Extracted records
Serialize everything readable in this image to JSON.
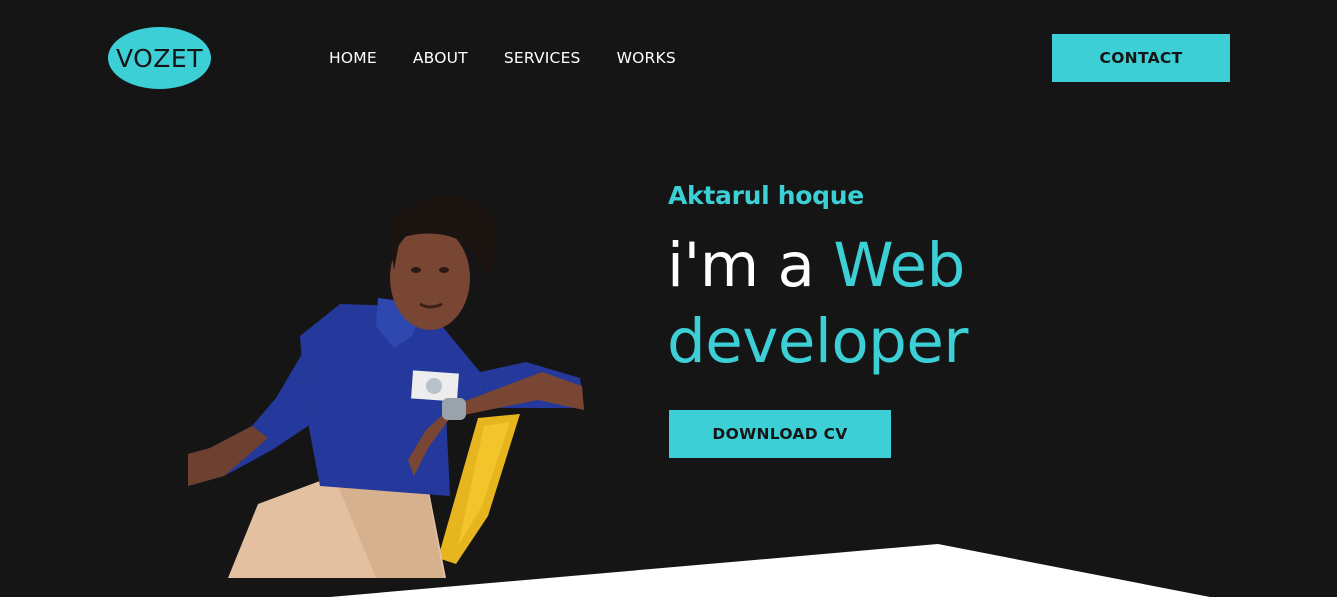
{
  "brand": {
    "logo_text": "VOZET"
  },
  "nav": {
    "items": [
      {
        "label": "HOME"
      },
      {
        "label": "ABOUT"
      },
      {
        "label": "SERVICES"
      },
      {
        "label": "WORKS"
      }
    ]
  },
  "header": {
    "contact_label": "CONTACT"
  },
  "hero": {
    "name": "Aktarul hoque",
    "title_lead": "i'm a",
    "title_accent_1": "Web",
    "title_accent_2": "developer",
    "download_label": "DOWNLOAD CV"
  },
  "colors": {
    "background": "#151515",
    "accent": "#3ccfd6",
    "text": "#ffffff"
  }
}
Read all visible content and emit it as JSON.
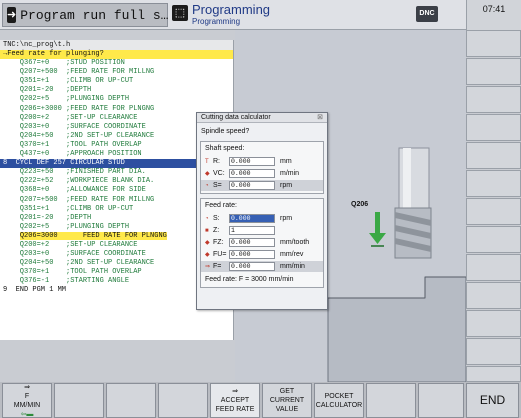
{
  "topbar": {
    "left_mode": "Program run full s…",
    "right_mode": "Programming",
    "right_sub": "Programming",
    "dnc": "DNC",
    "time": "07:41"
  },
  "program": {
    "path": "TNC:\\nc_prog\\t.h",
    "header": "→Feed rate for plunging?",
    "lines": [
      "    Q367=+0    ;STUD POSITION",
      "    Q207=+500  ;FEED RATE FOR MILLNG",
      "    Q351=+1    ;CLIMB OR UP-CUT",
      "    Q201=-20   ;DEPTH",
      "    Q202=+5    ;PLUNGING DEPTH",
      "    Q206=+3000 ;FEED RATE FOR PLNGNG",
      "    Q200=+2    ;SET-UP CLEARANCE",
      "    Q203=+0    ;SURFACE COORDINATE",
      "    Q204=+50   ;2ND SET-UP CLEARANCE",
      "    Q370=+1    ;TOOL PATH OVERLAP",
      "    Q437=+0    ;APPROACH POSITION"
    ],
    "cycle": "8  CYCL DEF 257 CIRCULAR STUD",
    "lines2": [
      "    Q223=+50   ;FINISHED PART DIA.",
      "    Q222=+52   ;WORKPIECE BLANK DIA.",
      "    Q368=+0    ;ALLOWANCE FOR SIDE",
      "    Q207=+500  ;FEED RATE FOR MILLNG",
      "    Q351=+1    ;CLIMB OR UP-CUT",
      "    Q201=-20   ;DEPTH",
      "    Q202=+5    ;PLUNGING DEPTH"
    ],
    "current_prefix": "    ",
    "current_hl": "Q206=3000",
    "current_rest": "      FEED RATE FOR PLNGNG",
    "lines3": [
      "    Q200=+2    ;SET-UP CLEARANCE",
      "    Q203=+0    ;SURFACE COORDINATE",
      "    Q204=+50   ;2ND SET-UP CLEARANCE",
      "    Q370=+1    ;TOOL PATH OVERLAP",
      "    Q376=-1    ;STARTING ANGLE"
    ],
    "end": "9  END PGM 1 MM"
  },
  "graphic": {
    "label": "Q206"
  },
  "dialog": {
    "title": "Cutting data calculator",
    "close": "⊠",
    "question": "Spindle speed?",
    "shaft_title": "Shaft speed:",
    "shaft_fields": [
      {
        "icon": "T",
        "label": "R:",
        "value": "0.000",
        "unit": "mm"
      },
      {
        "icon": "◆",
        "label": "VC:",
        "value": "0.000",
        "unit": "m/min"
      },
      {
        "icon": "◔",
        "label": "S=",
        "value": "0.000",
        "unit": "rpm"
      }
    ],
    "feed_title": "Feed rate:",
    "feed_fields": [
      {
        "icon": "◔",
        "label": "S:",
        "value": "0.000",
        "unit": "rpm"
      },
      {
        "icon": "■",
        "label": "Z:",
        "value": "1",
        "unit": ""
      },
      {
        "icon": "◆",
        "label": "FZ:",
        "value": "0.000",
        "unit": "mm/tooth"
      },
      {
        "icon": "◆",
        "label": "FU=",
        "value": "0.000",
        "unit": "mm/rev"
      },
      {
        "icon": "⇒",
        "label": "F=",
        "value": "0.000",
        "unit": "mm/min"
      }
    ],
    "result": "Feed rate: F = 3000 mm/min"
  },
  "softkeys": {
    "f_label": "F",
    "f_sub": "MM/MIN",
    "accept_1": "ACCEPT",
    "accept_2": "FEED RATE",
    "get_1": "GET",
    "get_2": "CURRENT",
    "get_3": "VALUE",
    "pocket_1": "POCKET",
    "pocket_2": "CALCULATOR",
    "end": "END"
  }
}
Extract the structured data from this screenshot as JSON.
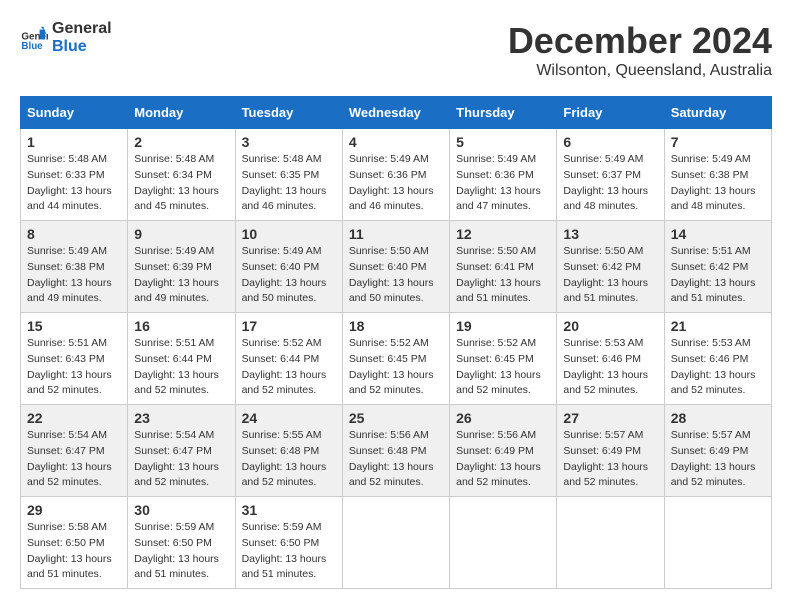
{
  "header": {
    "logo_line1": "General",
    "logo_line2": "Blue",
    "month": "December 2024",
    "location": "Wilsonton, Queensland, Australia"
  },
  "weekdays": [
    "Sunday",
    "Monday",
    "Tuesday",
    "Wednesday",
    "Thursday",
    "Friday",
    "Saturday"
  ],
  "weeks": [
    [
      {
        "day": "1",
        "sunrise": "5:48 AM",
        "sunset": "6:33 PM",
        "daylight": "13 hours and 44 minutes."
      },
      {
        "day": "2",
        "sunrise": "5:48 AM",
        "sunset": "6:34 PM",
        "daylight": "13 hours and 45 minutes."
      },
      {
        "day": "3",
        "sunrise": "5:48 AM",
        "sunset": "6:35 PM",
        "daylight": "13 hours and 46 minutes."
      },
      {
        "day": "4",
        "sunrise": "5:49 AM",
        "sunset": "6:36 PM",
        "daylight": "13 hours and 46 minutes."
      },
      {
        "day": "5",
        "sunrise": "5:49 AM",
        "sunset": "6:36 PM",
        "daylight": "13 hours and 47 minutes."
      },
      {
        "day": "6",
        "sunrise": "5:49 AM",
        "sunset": "6:37 PM",
        "daylight": "13 hours and 48 minutes."
      },
      {
        "day": "7",
        "sunrise": "5:49 AM",
        "sunset": "6:38 PM",
        "daylight": "13 hours and 48 minutes."
      }
    ],
    [
      {
        "day": "8",
        "sunrise": "5:49 AM",
        "sunset": "6:38 PM",
        "daylight": "13 hours and 49 minutes."
      },
      {
        "day": "9",
        "sunrise": "5:49 AM",
        "sunset": "6:39 PM",
        "daylight": "13 hours and 49 minutes."
      },
      {
        "day": "10",
        "sunrise": "5:49 AM",
        "sunset": "6:40 PM",
        "daylight": "13 hours and 50 minutes."
      },
      {
        "day": "11",
        "sunrise": "5:50 AM",
        "sunset": "6:40 PM",
        "daylight": "13 hours and 50 minutes."
      },
      {
        "day": "12",
        "sunrise": "5:50 AM",
        "sunset": "6:41 PM",
        "daylight": "13 hours and 51 minutes."
      },
      {
        "day": "13",
        "sunrise": "5:50 AM",
        "sunset": "6:42 PM",
        "daylight": "13 hours and 51 minutes."
      },
      {
        "day": "14",
        "sunrise": "5:51 AM",
        "sunset": "6:42 PM",
        "daylight": "13 hours and 51 minutes."
      }
    ],
    [
      {
        "day": "15",
        "sunrise": "5:51 AM",
        "sunset": "6:43 PM",
        "daylight": "13 hours and 52 minutes."
      },
      {
        "day": "16",
        "sunrise": "5:51 AM",
        "sunset": "6:44 PM",
        "daylight": "13 hours and 52 minutes."
      },
      {
        "day": "17",
        "sunrise": "5:52 AM",
        "sunset": "6:44 PM",
        "daylight": "13 hours and 52 minutes."
      },
      {
        "day": "18",
        "sunrise": "5:52 AM",
        "sunset": "6:45 PM",
        "daylight": "13 hours and 52 minutes."
      },
      {
        "day": "19",
        "sunrise": "5:52 AM",
        "sunset": "6:45 PM",
        "daylight": "13 hours and 52 minutes."
      },
      {
        "day": "20",
        "sunrise": "5:53 AM",
        "sunset": "6:46 PM",
        "daylight": "13 hours and 52 minutes."
      },
      {
        "day": "21",
        "sunrise": "5:53 AM",
        "sunset": "6:46 PM",
        "daylight": "13 hours and 52 minutes."
      }
    ],
    [
      {
        "day": "22",
        "sunrise": "5:54 AM",
        "sunset": "6:47 PM",
        "daylight": "13 hours and 52 minutes."
      },
      {
        "day": "23",
        "sunrise": "5:54 AM",
        "sunset": "6:47 PM",
        "daylight": "13 hours and 52 minutes."
      },
      {
        "day": "24",
        "sunrise": "5:55 AM",
        "sunset": "6:48 PM",
        "daylight": "13 hours and 52 minutes."
      },
      {
        "day": "25",
        "sunrise": "5:56 AM",
        "sunset": "6:48 PM",
        "daylight": "13 hours and 52 minutes."
      },
      {
        "day": "26",
        "sunrise": "5:56 AM",
        "sunset": "6:49 PM",
        "daylight": "13 hours and 52 minutes."
      },
      {
        "day": "27",
        "sunrise": "5:57 AM",
        "sunset": "6:49 PM",
        "daylight": "13 hours and 52 minutes."
      },
      {
        "day": "28",
        "sunrise": "5:57 AM",
        "sunset": "6:49 PM",
        "daylight": "13 hours and 52 minutes."
      }
    ],
    [
      {
        "day": "29",
        "sunrise": "5:58 AM",
        "sunset": "6:50 PM",
        "daylight": "13 hours and 51 minutes."
      },
      {
        "day": "30",
        "sunrise": "5:59 AM",
        "sunset": "6:50 PM",
        "daylight": "13 hours and 51 minutes."
      },
      {
        "day": "31",
        "sunrise": "5:59 AM",
        "sunset": "6:50 PM",
        "daylight": "13 hours and 51 minutes."
      },
      null,
      null,
      null,
      null
    ]
  ]
}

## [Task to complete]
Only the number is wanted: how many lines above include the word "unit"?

## [Task result]
8